**** Source material
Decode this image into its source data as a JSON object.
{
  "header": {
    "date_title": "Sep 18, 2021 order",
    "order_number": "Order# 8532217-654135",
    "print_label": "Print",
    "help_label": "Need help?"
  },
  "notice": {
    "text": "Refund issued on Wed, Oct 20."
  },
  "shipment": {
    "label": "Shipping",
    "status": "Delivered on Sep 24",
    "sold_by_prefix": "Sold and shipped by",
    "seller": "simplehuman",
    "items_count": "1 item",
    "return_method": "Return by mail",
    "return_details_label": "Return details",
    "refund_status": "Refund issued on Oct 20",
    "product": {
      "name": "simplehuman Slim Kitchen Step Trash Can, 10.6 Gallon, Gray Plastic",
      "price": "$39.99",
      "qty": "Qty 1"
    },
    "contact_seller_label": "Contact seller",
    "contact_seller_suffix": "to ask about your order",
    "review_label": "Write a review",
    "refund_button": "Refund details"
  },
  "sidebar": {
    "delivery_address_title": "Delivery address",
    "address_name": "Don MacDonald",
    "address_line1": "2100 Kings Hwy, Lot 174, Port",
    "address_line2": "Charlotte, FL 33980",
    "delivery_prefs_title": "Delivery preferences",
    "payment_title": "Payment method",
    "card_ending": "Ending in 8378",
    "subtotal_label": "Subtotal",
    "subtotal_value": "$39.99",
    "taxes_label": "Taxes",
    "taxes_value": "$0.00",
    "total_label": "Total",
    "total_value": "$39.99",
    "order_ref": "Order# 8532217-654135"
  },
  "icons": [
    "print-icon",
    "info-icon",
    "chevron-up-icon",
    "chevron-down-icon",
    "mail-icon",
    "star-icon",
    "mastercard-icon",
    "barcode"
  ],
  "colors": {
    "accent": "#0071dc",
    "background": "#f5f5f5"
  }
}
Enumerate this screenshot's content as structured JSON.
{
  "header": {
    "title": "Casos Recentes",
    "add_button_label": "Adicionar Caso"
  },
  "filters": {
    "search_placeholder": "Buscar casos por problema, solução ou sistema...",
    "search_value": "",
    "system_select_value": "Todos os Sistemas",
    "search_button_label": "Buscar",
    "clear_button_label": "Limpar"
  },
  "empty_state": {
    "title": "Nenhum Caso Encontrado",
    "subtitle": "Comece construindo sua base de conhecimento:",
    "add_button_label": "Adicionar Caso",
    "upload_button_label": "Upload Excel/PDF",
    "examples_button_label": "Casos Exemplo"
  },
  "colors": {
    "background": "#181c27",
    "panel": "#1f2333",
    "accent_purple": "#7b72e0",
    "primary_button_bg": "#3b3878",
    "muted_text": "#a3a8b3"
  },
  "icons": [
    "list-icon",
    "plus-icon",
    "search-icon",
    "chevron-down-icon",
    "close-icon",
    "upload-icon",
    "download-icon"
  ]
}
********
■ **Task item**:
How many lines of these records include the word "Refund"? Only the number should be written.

■ **Task response**:
3